=== Section Start ===

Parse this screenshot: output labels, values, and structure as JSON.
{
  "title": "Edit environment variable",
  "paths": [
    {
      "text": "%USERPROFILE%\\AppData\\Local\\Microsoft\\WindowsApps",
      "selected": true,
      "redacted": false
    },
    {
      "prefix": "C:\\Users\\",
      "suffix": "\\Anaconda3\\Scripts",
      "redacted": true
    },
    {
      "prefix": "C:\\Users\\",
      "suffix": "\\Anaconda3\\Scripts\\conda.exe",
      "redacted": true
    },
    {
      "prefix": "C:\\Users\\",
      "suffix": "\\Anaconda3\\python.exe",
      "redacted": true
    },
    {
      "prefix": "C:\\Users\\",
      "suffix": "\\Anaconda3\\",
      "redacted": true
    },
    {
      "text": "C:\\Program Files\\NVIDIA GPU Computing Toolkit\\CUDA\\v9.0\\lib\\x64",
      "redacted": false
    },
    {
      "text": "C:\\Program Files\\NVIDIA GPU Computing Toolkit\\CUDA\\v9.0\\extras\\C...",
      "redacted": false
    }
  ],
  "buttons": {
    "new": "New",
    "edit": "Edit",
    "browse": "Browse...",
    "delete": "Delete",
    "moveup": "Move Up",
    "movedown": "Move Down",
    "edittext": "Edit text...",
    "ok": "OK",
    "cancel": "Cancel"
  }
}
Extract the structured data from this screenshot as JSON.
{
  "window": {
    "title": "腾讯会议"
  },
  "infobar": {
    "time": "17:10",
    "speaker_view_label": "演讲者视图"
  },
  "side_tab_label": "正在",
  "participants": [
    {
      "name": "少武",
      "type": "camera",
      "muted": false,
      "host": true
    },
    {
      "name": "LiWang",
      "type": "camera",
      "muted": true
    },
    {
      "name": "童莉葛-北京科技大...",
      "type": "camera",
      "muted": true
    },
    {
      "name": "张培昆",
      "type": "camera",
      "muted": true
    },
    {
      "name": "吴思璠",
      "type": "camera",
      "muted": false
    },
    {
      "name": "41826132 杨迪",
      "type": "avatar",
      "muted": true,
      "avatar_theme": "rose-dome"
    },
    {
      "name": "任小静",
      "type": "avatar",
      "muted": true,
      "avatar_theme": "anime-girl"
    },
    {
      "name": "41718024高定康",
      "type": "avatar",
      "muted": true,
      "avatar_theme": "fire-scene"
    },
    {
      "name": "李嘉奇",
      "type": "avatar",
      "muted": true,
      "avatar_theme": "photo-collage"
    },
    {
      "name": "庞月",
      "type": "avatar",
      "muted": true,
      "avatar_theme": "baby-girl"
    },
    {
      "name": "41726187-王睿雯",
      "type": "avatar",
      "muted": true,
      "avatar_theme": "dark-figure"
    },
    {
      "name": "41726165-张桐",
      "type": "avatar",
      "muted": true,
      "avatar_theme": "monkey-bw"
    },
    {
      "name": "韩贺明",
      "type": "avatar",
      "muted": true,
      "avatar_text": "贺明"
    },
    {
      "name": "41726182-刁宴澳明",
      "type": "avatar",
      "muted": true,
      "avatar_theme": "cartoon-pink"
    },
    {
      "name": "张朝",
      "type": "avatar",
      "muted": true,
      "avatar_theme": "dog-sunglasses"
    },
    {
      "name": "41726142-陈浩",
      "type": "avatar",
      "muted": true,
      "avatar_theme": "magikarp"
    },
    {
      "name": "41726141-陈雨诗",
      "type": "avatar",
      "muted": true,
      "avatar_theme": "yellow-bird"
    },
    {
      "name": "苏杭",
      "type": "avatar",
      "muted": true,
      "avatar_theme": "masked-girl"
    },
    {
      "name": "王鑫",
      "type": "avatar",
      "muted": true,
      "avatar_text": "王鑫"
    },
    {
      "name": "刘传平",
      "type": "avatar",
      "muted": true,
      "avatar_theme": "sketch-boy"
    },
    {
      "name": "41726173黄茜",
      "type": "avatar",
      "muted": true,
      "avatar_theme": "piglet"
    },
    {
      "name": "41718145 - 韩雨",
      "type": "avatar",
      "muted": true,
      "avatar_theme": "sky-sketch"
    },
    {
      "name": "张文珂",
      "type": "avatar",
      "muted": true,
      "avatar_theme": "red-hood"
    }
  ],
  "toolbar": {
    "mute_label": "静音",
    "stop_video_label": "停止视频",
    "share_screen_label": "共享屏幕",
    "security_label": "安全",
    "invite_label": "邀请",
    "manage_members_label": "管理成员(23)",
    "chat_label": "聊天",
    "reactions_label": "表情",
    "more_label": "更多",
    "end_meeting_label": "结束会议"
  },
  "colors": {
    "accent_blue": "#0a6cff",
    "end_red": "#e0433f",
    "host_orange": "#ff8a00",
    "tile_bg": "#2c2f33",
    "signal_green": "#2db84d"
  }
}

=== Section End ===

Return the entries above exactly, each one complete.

Parse this screenshot: output labels, values, and structure as JSON.
{
  "title": "Edit environment variable",
  "paths": [
    {
      "text": "%USERPROFILE%\\AppData\\Local\\Microsoft\\WindowsApps",
      "selected": true,
      "redacted": false
    },
    {
      "prefix": "C:\\Users\\",
      "suffix": "\\Anaconda3\\Scripts",
      "redacted": true
    },
    {
      "prefix": "C:\\Users\\",
      "suffix": "\\Anaconda3\\Scripts\\conda.exe",
      "redacted": true
    },
    {
      "prefix": "C:\\Users\\",
      "suffix": "\\Anaconda3\\python.exe",
      "redacted": true
    },
    {
      "prefix": "C:\\Users\\",
      "suffix": "\\Anaconda3\\",
      "redacted": true
    },
    {
      "text": "C:\\Program Files\\NVIDIA GPU Computing Toolkit\\CUDA\\v9.0\\lib\\x64",
      "redacted": false
    },
    {
      "text": "C:\\Program Files\\NVIDIA GPU Computing Toolkit\\CUDA\\v9.0\\extras\\C...",
      "redacted": false
    }
  ],
  "buttons": {
    "new": "New",
    "edit": "Edit",
    "browse": "Browse...",
    "delete": "Delete",
    "moveup": "Move Up",
    "movedown": "Move Down",
    "edittext": "Edit text...",
    "ok": "OK",
    "cancel": "Cancel"
  }
}
Extract the structured data from this screenshot as JSON.
{
  "window": {
    "title": "腾讯会议"
  },
  "infobar": {
    "time": "17:10",
    "speaker_view_label": "演讲者视图"
  },
  "side_tab_label": "正在",
  "participants": [
    {
      "name": "少武",
      "type": "camera",
      "muted": false,
      "host": true
    },
    {
      "name": "LiWang",
      "type": "camera",
      "muted": true
    },
    {
      "name": "童莉葛-北京科技大...",
      "type": "camera",
      "muted": true
    },
    {
      "name": "张培昆",
      "type": "camera",
      "muted": true
    },
    {
      "name": "吴思璠",
      "type": "camera",
      "muted": false
    },
    {
      "name": "41826132 杨迪",
      "type": "avatar",
      "muted": true,
      "avatar_theme": "rose-dome"
    },
    {
      "name": "任小静",
      "type": "avatar",
      "muted": true,
      "avatar_theme": "anime-girl"
    },
    {
      "name": "41718024高定康",
      "type": "avatar",
      "muted": true,
      "avatar_theme": "fire-scene"
    },
    {
      "name": "李嘉奇",
      "type": "avatar",
      "muted": true,
      "avatar_theme": "photo-collage"
    },
    {
      "name": "庞月",
      "type": "avatar",
      "muted": true,
      "avatar_theme": "baby-girl"
    },
    {
      "name": "41726187-王睿雯",
      "type": "avatar",
      "muted": true,
      "avatar_theme": "dark-figure"
    },
    {
      "name": "41726165-张桐",
      "type": "avatar",
      "muted": true,
      "avatar_theme": "monkey-bw"
    },
    {
      "name": "韩贺明",
      "type": "avatar",
      "muted": true,
      "avatar_text": "贺明"
    },
    {
      "name": "41726182-刁宴澳明",
      "type": "avatar",
      "muted": true,
      "avatar_theme": "cartoon-pink"
    },
    {
      "name": "张朝",
      "type": "avatar",
      "muted": true,
      "avatar_theme": "dog-sunglasses"
    },
    {
      "name": "41726142-陈浩",
      "type": "avatar",
      "muted": true,
      "avatar_theme": "magikarp"
    },
    {
      "name": "41726141-陈雨诗",
      "type": "avatar",
      "muted": true,
      "avatar_theme": "yellow-bird"
    },
    {
      "name": "苏杭",
      "type": "avatar",
      "muted": true,
      "avatar_theme": "masked-girl"
    },
    {
      "name": "王鑫",
      "type": "avatar",
      "muted": true,
      "avatar_text": "王鑫"
    },
    {
      "name": "刘传平",
      "type": "avatar",
      "muted": true,
      "avatar_theme": "sketch-boy"
    },
    {
      "name": "41726173黄茜",
      "type": "avatar",
      "muted": true,
      "avatar_theme": "piglet"
    },
    {
      "name": "41718145 - 韩雨",
      "type": "avatar",
      "muted": true,
      "avatar_theme": "sky-sketch"
    },
    {
      "name": "张文珂",
      "type": "avatar",
      "muted": true,
      "avatar_theme": "red-hood"
    }
  ],
  "toolbar": {
    "mute_label": "静音",
    "stop_video_label": "停止视频",
    "share_screen_label": "共享屏幕",
    "security_label": "安全",
    "invite_label": "邀请",
    "manage_members_label": "管理成员(23)",
    "chat_label": "聊天",
    "reactions_label": "表情",
    "more_label": "更多",
    "end_meeting_label": "结束会议"
  },
  "colors": {
    "accent_blue": "#0a6cff",
    "end_red": "#e0433f",
    "host_orange": "#ff8a00",
    "tile_bg": "#2c2f33",
    "signal_green": "#2db84d"
  }
}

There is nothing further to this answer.